On September 30, 1938, the Munich Agreement — an important pact was ready between Neville Chamberlain, the British Prime Minister, France, Italy and Adolph Hitler of Germany, which guaranteed ‘Peace in Our Time’.
After Germany invaded the Sudetenland in Czechoslovakia, the British and French prime ministers tried to get Hitler to agree not to use his military in the future in return for the land he had taken. Hitler agreed. At first, people thought the agreement was a success.

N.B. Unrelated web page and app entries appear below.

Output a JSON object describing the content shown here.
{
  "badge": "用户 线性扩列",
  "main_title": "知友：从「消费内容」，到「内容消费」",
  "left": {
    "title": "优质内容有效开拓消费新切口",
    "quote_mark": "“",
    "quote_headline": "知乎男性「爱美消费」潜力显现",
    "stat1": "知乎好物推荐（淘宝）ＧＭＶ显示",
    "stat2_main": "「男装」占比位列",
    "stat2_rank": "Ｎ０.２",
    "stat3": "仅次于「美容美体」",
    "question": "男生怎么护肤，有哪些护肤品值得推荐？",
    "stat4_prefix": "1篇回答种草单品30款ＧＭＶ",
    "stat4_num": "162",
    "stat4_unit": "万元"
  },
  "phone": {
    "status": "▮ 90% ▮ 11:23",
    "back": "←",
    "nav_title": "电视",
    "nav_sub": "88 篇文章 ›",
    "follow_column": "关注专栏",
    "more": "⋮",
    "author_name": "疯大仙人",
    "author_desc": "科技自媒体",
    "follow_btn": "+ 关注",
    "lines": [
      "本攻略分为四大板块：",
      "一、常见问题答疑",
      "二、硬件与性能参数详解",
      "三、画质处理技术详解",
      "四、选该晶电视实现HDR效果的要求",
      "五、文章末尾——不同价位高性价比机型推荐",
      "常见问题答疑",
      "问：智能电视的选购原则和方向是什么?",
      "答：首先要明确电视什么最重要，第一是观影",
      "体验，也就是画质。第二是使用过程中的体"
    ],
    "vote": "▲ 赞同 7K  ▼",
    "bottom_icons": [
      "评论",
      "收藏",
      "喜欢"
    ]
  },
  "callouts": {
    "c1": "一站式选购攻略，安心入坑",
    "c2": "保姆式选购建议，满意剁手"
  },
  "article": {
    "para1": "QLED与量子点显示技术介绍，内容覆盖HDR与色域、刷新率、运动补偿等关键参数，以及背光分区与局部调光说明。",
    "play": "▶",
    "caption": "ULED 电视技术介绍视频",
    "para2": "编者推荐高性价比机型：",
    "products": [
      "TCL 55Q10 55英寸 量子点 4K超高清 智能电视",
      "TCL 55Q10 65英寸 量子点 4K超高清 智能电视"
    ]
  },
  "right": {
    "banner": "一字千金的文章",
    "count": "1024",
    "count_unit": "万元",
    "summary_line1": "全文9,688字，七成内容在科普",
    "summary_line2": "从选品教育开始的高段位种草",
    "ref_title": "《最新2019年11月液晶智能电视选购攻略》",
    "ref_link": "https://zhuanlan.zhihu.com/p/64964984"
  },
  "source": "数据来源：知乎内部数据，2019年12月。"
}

Meanwhile, in Europe, Germany was suffering the same depression and blamed their economic decline on the peace treaty, the Treaty of Versailles, which they had been obliged to sign after defeat in the First World War. The treaty had taken away vast tracts of German territory, including areas vital to the German economy, including the Rhineland coalfields. German policy, under the dictatorship of Adoph Hitler, was to regain these territories and obtain others, by whatever means necessary. Germany occupied the Rhineland and marched into Austria, without any opposition from other European states.
In 1938, Hitler demanded the territory of the Sudetenland, a strip of land in the west of Czechoslovakia, now the Czech Republic, a zone inhabited by ethnic Germans but governed by the Czechs. Hitler threatened that if this region were not handed over to Germany, war would follow.
Hitler invaded the rest of Czechoslovakia in 1939.
Before leaving Munich, Chamberlain and Hitler signed a paper declaring their mutual desire to resolve differences through consultation to assure peace. Chamberlain returned home and was welcomed by people, who believed that the threat of war had been averted.
Unfortunately, the agreement was not respected and war followed within a year.
Winston Churchill denounced the agreement loudly in the House of Commons. He predicted that Czechoslovakia would ‘soon be engulfed in the Nazi regime’. He was right. Chamberlain’s policies were discredited in 1939, when Germany invaded the remainder of Czechoslovakia, and then invaded Poland, precipitating the Second World War.